Yes!! Clark was almost six months old and I was mothering alone all day and night in a new city with no friends or family while my husband was away for nine weeks of training for the Army. After Clark went to bed at night, I'd draw and paint until he awoke to nurse, then back to it if it was not too late. Inevitably, I stayed up way too late and he never slept through the night. I think I was sleep-walking that whole summer but I was happy mothering and happy drawing! Immediately after Clark was born, I worked when I could, to finish client projects before we moved across the country. After moving and setting up studio again with a fresh start, I cherished the opportunity to reclaim an intrinsic love of drawing and to have this dedicated time for myself each night. I let other things go that I thought were important to my character, like working out (ha ha), but dedicating time for creative work and business in my life has proved to make for a pretty happy mama. Someday, I'll add exercise back in!
What is next for you? Any goals, projects or dreams you'd like to share so we can help you on your path? We live for that stuff - and it's how Heather and I became partners in creativity :)
I'm really happy about now, but I definitely feel excited about the future. I want to continue making more city map-drawings...so many great cities to explore with my pen and paint, as well as the beautiful Mormon temples, all drawn by commission. I have no shortage of subjects! I designed a fabric line produced this year by Moda and would love to do a line inspired by watercolor maps and landscape patterns. I think my maps would look neat on tote bags, so perhaps an expanded offering there. Up next, though, I'd really like to partner with a frame crafter so I can offer the option of a clean, minimal well-made frame to buyers of my prints and original pieces.
In addition to more making, I want to focus on my business by streamlining my processes in anticipation of a five-year marketing strategy that would include advertising. I have never overtly advertised, just posted what I am doing on my blog and social media, kind of journal-style. I love the authenticity of this. I'm grateful to have enough work to always be working in the hours I have, and enjoying what I am doing.
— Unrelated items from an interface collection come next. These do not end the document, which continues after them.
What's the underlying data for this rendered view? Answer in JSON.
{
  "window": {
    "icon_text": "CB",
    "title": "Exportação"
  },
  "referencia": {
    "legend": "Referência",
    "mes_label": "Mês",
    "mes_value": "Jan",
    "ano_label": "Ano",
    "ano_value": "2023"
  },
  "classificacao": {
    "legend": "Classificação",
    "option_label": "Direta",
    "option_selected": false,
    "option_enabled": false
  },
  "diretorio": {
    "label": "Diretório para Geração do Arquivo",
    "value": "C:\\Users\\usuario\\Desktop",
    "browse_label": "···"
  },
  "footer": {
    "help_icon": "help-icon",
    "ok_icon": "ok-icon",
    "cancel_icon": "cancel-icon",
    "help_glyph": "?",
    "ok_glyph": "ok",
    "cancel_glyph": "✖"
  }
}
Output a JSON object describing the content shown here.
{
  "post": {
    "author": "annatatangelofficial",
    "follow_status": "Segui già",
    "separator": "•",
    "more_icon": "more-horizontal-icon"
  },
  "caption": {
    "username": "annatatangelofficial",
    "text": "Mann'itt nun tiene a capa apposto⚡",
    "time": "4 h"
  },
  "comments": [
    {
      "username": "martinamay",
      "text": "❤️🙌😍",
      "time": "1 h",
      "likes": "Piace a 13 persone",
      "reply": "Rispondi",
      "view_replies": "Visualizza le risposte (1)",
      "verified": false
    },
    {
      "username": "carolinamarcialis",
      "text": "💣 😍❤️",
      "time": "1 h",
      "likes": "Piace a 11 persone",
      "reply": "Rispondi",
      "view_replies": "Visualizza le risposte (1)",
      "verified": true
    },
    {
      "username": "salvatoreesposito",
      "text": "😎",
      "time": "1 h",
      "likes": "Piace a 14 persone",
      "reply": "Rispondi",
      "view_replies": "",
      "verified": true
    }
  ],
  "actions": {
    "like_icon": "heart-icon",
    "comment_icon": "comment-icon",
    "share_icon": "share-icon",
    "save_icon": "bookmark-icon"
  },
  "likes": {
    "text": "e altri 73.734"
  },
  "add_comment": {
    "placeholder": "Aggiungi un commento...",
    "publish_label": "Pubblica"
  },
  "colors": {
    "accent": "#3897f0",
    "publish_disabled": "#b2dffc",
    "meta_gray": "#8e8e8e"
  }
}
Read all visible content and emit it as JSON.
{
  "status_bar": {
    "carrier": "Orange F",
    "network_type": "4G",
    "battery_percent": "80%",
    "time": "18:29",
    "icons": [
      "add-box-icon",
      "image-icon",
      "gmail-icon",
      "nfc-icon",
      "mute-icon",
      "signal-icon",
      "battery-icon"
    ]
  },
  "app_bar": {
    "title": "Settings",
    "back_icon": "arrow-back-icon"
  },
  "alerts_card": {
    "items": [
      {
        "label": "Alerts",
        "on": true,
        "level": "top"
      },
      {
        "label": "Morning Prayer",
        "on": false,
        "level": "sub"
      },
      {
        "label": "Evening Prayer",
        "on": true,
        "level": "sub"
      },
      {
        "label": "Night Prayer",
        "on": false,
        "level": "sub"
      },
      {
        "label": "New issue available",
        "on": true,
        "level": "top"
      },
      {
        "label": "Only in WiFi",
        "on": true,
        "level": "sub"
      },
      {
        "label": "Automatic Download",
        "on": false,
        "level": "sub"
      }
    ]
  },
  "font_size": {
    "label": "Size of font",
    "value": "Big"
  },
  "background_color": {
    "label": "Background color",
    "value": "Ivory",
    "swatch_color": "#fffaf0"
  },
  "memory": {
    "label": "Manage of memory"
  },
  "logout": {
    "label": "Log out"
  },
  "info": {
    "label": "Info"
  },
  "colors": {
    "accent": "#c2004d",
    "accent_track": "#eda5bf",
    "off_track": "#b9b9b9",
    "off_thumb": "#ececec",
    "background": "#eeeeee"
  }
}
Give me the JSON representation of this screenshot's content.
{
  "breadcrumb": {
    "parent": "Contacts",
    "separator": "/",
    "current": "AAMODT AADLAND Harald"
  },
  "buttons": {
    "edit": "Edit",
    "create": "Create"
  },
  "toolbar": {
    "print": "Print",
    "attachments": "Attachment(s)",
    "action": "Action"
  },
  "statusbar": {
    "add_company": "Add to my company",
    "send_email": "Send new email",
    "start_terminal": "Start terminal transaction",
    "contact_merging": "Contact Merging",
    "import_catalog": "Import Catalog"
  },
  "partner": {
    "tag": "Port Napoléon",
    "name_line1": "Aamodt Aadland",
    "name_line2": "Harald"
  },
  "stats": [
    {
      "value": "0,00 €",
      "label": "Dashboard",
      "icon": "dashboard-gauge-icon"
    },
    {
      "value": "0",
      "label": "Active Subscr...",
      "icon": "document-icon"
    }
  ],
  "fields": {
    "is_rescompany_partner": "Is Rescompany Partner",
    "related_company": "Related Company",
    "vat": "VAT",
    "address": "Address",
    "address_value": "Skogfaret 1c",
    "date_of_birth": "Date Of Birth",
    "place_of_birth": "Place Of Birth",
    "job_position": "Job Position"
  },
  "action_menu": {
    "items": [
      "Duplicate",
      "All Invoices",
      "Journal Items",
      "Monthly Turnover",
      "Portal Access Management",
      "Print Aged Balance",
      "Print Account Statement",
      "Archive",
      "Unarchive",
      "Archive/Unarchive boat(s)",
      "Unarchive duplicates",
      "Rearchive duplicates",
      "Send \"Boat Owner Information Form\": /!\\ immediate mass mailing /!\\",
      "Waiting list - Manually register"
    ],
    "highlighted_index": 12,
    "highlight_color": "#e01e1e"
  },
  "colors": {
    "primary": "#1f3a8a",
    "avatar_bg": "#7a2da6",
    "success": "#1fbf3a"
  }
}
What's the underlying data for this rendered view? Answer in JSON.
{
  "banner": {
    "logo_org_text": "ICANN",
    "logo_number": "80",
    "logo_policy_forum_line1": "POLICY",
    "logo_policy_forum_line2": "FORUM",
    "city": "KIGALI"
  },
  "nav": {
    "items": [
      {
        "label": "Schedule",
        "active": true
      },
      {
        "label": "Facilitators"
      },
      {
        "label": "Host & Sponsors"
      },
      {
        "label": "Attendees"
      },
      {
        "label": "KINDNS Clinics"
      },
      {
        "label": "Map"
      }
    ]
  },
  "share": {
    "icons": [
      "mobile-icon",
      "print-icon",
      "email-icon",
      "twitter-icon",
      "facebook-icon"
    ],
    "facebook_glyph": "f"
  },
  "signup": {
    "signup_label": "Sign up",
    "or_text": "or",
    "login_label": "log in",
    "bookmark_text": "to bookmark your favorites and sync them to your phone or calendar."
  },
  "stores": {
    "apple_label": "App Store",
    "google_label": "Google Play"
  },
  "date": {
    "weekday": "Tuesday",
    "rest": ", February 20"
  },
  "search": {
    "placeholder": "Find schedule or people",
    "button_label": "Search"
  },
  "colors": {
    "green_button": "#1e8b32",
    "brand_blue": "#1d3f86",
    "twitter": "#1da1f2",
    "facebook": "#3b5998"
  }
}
When I have more space and time in my life, I'd love to make more which necessitates more clients and customers which demands advertising. I love making and sharing this love of maps and architecture with great clients so I need to figure out how to find map lovers, travelers, folks with a love of place and memory who will really cherish an Architectural Map-drawing.
Thank you, Marissa and COTFA, for helping me to be inspired by other makers and to extend my reach into this thriving community!